29 April 2013

Annual GDP Change #nlpoli

A release on Friday from Statistics Canada showed that the provincial economy shrank by almost 5% in 2012.  They even supplied a lovely chart to illustrate the GDP changes in each province as well as the national average.

This wasn’t just modest growth or even a  modest drop.  We are talking one of only two provinces with a drop in GDP and the biggest change – positive or negative – of any province or territory in Canada. 

Alberta is even more dependent on commodities than Newfoundland and Labrador and it still managed to see gross domestic product grow by almost four percent.

Not so in the former Republic of Dannystan. 


By almost five percent.

Chart 1: Real gross domestic product, 2012  

One thing that tells you that the government’s line about the strong local economy is a crock.  Remember?  First Tom Marshall and then Jerome Kennedy tried to tell us that the provincial government’s financial problems were isolated to problems overseas, including a loss of a federal transfer they knew they were going to lose all along.

Nothing local.

Here, everything is great.




SRBP readers are well-familiar with the idea that the economy in Newfoundland and Labrador depends very heavily on exports of resources to other places.  So basically, if things are going to crap over there, then we are going to have a bad day or two as well over here. 

And since government revenue is derived largely from those resources like oil and minerals, then it stands to reason that a downturn internationally will have a direct impact on provincial royalties. 

Now if the people in government had their memories erased every year and couldn’t do any research, you could forgive them for spending as much or more than they took in. But since the people making budget decisions know the province’s history and the risks of being so dependent  on highly unreliable sources of income, overspending is about the most irresponsible thing you could be.

To then turn around and call people “spoiled” because of all the overspending?  Well, that would be about as reprehensible a comment for any politician as making light in a Twitter comment of the history of sectarian violence in this province complete with caricatures of local accents in the way you spelled the words in the tweet.

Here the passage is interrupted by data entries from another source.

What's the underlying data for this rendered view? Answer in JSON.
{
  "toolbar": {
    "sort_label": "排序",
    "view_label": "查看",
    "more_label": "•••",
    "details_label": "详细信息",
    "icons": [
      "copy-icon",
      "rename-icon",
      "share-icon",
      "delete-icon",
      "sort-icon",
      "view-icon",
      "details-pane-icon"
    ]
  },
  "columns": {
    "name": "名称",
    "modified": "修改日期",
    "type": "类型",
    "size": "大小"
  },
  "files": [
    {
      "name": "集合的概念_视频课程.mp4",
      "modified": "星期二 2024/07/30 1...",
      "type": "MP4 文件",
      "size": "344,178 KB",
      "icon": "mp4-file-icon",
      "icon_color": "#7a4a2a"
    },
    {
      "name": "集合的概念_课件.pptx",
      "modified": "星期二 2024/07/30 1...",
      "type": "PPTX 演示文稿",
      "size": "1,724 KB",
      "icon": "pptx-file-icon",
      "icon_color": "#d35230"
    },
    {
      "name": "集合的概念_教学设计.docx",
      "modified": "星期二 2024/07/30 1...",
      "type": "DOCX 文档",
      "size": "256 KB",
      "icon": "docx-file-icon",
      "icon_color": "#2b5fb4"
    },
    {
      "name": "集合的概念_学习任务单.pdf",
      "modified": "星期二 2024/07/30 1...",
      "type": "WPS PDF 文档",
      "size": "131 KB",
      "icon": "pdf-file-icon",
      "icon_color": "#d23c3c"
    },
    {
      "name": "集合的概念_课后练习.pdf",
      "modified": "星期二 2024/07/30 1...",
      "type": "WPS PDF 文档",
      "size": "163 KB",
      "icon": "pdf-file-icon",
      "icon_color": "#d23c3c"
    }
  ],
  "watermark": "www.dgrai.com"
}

Reprehensible and monumentally stupid all wrapped up in a sour coating of arrogance and obvious ignorance.

That – Don Mills – is why the Tories are dying politically, not the economic downturn.

Just to give a sense of the way economic growth in the province has been going the past few years, here are some charts based on data from Statistics Canada and the Newfoundland and Labrador Statistics Agency, which also uses Statistics Canada figures.

chained 2002

The Statistics Canada release talked about real GDP.   That means GDP calculated using a base year, in that case of 2007.  They convert all prices to the equivalent of 2007 Canadian dollars.

The table above is based on data from NL Statistics and uses 2002 dollars for the constant.  The red line shows the GDP for all industries and then breaks them down using the North American Industrial Classification System.  For the blue line we just subtracted the line for mineral and oil and gas extraction.  That many not capture all the oil and minerals industry but it gives us something to work with.

You can see pretty quickly that since the late 1990s, the non-oil economy has been puttering along.  By contrast, the whole provincial economy, with oil in, has had some pretty big swings up and down.

current dollars

Here’s the same sort of chart with three differences.  First difference:  this one uses current dollars, that is, whatever the actual reported amount was in a given year regardless of things like inflation.

Second difference:  the colours are reversed.  In this chart, the red line is the non-oil figure while the blue is the all-in number.

Third difference, the figures only go to 2008. 

For all that, you can see something rather interesting.  The non-oil economy experienced some fairly consistent growth from about 1998 to 2006.  Then there was some sort of weird jump followed by a couple of periods of shrinkage.  Curiously enough, the shrinking started before anyone really noticed anything about a recession.

And if you recall, even in 2008, the local Conservatives were trying to pretend that we lived in an economic bubble of some sort. 

In hindsight, that sort of nonsense looks even more weird than it did at the time.  Back then it looked like a rather silly ploy to try and keep people spending money so that tax revenues wouldn’t drop off.  In most respects,it worked in the short run since locals faithfully repeated government bull even though it was obviously bull.

Hindsight has also shown us the extent to which the recession took a gigantic chunk out of the provincial economy.  We are still struggling to get out of it, in some respects. 

That will be a good subject for another post, but for now just chew on the changes to gross domestic product in the province.  The reality of that 4.8% drop last year wasn’t lost on the provincial government when they decided to plough ahead with their agenda of heavy provincial government spending (Muskrat Falls) as a substitute for sustainable private sector economic growth.